"Juiced" offers a deep dive into the life of a big-league player. Though Canseco deals primarily with the use of anabolic steroids in professional baseball, the 1988 American League MVP also touches on several other interesting topics, including his relationship with Madonna and frequent run-ins with the law.
In describing baseball's rampant steroid use, Canseco not only claims to have introduced the performance enhancer to his sport, but goes so far as to name other players - including Rafael Palmeiro, Jason Giambi, Ivan Rodriguez, and his own Oakland Athletics bash brother Mark McGwire - as users.
Canseco's work led to the investigations of several players, including McGwire, who admitted in 2010 that he'd used steroids sporadically for a decade, tainting his legacy and the single-season home run record he set in 1998.
"Juiced" helped forever change the public perception of professional baseball players.
"The Art of Fielding" by Chad Harbach, 2011

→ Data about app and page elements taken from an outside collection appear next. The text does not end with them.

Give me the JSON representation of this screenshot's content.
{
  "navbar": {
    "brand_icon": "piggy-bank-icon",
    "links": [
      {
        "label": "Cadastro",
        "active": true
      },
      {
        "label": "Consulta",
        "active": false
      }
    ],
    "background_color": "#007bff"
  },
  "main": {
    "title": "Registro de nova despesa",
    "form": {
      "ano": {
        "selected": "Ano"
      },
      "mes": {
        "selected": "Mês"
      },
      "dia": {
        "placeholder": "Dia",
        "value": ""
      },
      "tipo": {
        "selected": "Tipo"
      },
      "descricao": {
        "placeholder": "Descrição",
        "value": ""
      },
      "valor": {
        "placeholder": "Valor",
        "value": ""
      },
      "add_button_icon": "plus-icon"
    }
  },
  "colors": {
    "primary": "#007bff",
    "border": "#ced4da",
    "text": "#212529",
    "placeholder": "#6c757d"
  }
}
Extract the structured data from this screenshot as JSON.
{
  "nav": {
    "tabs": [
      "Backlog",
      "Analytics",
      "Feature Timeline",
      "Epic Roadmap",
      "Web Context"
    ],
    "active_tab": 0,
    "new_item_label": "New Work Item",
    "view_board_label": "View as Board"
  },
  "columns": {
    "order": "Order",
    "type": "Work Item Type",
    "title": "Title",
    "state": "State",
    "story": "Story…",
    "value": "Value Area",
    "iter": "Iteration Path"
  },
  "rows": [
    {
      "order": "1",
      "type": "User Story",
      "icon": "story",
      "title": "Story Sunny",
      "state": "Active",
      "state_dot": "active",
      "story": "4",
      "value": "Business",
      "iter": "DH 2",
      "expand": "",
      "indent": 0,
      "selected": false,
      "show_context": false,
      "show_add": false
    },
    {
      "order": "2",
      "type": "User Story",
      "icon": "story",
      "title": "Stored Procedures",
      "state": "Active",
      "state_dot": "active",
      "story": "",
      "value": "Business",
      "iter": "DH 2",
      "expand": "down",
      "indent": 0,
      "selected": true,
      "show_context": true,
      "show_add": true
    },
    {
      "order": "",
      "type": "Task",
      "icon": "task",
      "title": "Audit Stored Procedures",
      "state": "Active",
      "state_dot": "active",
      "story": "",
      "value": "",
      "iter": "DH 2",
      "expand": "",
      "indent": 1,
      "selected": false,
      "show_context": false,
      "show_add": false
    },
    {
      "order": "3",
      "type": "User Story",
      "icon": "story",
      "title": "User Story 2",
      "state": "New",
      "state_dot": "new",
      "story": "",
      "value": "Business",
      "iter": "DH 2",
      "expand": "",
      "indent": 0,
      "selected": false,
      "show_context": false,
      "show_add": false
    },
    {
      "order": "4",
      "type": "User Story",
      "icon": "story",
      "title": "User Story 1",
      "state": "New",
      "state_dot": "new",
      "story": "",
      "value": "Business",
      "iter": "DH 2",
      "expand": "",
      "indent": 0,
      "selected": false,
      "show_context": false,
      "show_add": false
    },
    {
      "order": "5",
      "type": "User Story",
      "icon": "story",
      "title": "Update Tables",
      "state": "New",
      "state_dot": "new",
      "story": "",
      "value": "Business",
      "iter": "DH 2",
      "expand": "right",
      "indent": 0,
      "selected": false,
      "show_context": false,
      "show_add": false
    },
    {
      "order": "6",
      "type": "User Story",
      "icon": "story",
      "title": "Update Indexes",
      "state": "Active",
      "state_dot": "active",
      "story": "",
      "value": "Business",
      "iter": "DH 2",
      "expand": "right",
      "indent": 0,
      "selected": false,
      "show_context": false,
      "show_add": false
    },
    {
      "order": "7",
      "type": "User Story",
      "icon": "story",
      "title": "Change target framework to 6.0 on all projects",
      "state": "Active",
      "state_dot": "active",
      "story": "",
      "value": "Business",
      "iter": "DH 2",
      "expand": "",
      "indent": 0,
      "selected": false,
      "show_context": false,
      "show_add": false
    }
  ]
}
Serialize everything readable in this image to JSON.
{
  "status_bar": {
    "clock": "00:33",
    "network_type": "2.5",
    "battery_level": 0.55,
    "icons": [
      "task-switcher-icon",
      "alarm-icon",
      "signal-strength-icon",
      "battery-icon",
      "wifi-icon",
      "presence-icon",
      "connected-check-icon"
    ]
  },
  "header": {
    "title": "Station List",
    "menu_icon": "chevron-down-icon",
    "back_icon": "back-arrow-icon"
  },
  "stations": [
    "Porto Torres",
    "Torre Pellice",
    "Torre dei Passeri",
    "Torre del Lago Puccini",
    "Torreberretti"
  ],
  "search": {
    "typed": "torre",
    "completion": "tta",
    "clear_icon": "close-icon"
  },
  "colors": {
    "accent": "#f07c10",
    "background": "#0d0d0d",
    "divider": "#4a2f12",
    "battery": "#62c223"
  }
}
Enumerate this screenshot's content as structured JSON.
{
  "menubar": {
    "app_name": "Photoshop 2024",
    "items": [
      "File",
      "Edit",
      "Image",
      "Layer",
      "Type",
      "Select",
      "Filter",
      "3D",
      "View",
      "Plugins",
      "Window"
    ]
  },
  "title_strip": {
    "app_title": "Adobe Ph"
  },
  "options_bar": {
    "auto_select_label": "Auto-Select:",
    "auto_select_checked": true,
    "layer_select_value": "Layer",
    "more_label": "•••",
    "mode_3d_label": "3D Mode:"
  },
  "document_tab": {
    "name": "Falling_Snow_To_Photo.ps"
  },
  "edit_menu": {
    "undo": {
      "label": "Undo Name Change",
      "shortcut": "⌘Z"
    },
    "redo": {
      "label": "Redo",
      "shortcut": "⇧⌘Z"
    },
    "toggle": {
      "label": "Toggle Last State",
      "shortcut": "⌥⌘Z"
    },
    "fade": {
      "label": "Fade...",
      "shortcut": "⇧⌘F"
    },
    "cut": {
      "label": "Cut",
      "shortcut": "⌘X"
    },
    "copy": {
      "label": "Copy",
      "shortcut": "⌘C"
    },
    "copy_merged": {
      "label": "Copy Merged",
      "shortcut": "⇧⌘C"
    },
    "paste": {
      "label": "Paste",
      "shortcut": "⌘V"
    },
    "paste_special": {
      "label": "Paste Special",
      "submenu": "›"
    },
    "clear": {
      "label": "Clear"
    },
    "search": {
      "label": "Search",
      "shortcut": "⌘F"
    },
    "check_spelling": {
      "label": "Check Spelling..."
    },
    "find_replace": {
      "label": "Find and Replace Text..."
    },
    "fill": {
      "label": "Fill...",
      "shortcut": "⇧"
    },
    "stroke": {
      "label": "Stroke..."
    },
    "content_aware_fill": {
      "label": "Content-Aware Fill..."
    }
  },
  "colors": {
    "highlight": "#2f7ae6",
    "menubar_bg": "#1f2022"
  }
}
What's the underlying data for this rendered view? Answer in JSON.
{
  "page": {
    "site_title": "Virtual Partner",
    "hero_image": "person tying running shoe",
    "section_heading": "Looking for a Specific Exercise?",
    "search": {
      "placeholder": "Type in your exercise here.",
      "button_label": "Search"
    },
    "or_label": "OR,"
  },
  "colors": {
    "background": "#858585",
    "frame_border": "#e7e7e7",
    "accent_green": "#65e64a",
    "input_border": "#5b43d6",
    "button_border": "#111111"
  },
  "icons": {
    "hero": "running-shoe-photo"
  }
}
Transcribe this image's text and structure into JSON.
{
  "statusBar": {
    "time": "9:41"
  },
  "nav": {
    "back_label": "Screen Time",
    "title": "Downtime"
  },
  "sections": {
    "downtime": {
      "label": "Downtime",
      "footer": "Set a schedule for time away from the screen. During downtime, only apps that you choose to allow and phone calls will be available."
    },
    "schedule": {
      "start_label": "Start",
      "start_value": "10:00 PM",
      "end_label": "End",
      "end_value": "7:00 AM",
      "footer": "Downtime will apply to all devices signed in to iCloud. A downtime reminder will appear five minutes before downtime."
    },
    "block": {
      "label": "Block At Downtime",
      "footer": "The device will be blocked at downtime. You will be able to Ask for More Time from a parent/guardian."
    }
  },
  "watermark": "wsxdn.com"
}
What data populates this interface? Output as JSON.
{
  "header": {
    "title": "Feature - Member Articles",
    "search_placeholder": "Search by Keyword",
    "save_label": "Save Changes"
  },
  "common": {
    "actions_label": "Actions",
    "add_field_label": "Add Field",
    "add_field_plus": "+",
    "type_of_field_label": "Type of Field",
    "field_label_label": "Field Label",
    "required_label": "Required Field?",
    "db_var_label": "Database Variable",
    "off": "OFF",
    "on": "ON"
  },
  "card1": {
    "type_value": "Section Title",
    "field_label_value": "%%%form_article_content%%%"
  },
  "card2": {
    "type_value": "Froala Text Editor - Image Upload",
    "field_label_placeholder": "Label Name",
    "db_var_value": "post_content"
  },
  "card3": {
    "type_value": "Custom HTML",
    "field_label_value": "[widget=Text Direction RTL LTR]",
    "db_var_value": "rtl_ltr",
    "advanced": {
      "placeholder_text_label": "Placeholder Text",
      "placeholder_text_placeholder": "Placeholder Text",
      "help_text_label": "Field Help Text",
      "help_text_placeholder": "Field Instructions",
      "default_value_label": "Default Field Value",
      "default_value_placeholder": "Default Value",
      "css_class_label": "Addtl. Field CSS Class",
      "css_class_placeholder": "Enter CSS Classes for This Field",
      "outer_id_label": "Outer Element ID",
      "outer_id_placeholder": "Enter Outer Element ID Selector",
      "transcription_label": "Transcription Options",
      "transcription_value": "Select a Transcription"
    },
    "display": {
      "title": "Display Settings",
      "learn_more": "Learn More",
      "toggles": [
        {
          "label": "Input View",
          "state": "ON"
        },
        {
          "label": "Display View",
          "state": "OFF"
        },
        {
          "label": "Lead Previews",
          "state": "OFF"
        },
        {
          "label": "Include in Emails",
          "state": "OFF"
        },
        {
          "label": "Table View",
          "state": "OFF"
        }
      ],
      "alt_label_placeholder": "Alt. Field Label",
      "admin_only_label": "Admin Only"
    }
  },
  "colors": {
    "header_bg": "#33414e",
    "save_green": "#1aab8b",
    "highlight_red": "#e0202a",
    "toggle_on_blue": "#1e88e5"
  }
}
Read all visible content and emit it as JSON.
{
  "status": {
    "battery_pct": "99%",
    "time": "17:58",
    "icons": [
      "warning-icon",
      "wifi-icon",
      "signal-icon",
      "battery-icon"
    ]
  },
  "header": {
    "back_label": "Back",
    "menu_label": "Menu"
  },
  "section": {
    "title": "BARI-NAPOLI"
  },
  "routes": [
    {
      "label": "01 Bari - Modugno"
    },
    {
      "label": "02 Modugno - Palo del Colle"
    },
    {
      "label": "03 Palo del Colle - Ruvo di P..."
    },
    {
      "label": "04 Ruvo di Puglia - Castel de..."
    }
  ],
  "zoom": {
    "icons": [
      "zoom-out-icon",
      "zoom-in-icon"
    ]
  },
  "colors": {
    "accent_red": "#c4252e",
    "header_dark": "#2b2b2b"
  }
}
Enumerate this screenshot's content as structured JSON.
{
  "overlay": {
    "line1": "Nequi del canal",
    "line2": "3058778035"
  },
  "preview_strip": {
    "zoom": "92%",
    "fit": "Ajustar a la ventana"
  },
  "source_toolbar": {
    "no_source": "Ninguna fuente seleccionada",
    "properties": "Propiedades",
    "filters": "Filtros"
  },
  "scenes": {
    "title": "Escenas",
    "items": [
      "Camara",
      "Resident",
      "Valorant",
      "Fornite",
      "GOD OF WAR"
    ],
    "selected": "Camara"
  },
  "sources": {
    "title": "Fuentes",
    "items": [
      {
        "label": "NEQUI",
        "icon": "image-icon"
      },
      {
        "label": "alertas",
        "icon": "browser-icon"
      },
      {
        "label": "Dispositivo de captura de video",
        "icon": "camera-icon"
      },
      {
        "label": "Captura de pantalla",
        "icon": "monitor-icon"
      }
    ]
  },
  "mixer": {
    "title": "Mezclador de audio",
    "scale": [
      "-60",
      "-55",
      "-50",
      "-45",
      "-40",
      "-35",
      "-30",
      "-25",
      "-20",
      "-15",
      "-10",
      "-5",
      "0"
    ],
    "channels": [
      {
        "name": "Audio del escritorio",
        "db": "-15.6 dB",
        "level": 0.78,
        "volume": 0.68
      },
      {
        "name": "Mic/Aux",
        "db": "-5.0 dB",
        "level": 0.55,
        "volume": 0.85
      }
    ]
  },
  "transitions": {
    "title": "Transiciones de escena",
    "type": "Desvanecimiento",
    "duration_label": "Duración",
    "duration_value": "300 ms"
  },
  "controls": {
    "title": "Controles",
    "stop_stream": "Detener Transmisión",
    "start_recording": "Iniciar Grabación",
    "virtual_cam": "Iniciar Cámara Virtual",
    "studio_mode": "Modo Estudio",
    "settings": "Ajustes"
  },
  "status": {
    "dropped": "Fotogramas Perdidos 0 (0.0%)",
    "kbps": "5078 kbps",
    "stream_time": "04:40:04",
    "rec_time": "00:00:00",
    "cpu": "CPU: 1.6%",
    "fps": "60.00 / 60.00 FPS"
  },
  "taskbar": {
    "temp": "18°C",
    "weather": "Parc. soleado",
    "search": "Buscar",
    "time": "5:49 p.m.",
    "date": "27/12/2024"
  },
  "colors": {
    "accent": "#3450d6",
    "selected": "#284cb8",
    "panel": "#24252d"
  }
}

Baseball is about confronting your failures; even the best players fail to reach base six out of 10 times. But when Henry Skrimshander, a slick-fielding college shortstop and surefire future big-leaguer, records the first error of his young career - and injures his best friend in the process - he's unable to keep it all together.
Through Skrimshander's failure and baseball as a whole, "The Art of Fielding" explores how humans manage the relationships they cherish and the fact that even the strongest connections can fade. In his debut and only novel to date, Harbach resolves the story's issues in a way that should be familiar to everyone, baseball fanatic or not.
"The Boys of Summer" by Roger Kahn, 1972
Kahn took a novelistic approach to the retelling of his youth, his relationship with his father, and his time covering the Brooklyn Dodgers as a young beat writer in the early 1950s. "The Boys of Summer" offers a glimpse into life on the road with the ballplayers of his day, from Jackie Robinson to Roy Campanella to Pee Wee Reese and others.
Even more resonant than its initial wave of nostalgia and history is the book's second half, in which Kahn tracks down a selection of retired players and outlines a mixture of triumph and tragedy in the face of aging. Campanella's story, in particular, is one of perpetual sadness after a 1958 automobile accident confined him to a wheelchair.
Kahn is laudatory and sometimes saccharine in his descriptions of the game - it's hard not to be romantic about baseball, after all. But it's the encounters with retired players that provide a complete and compelling story covering the many facets of the life of a professional athlete.
Kahn died in February at the age of 92, but this incredible mix of memoir and journalism has made him immortal.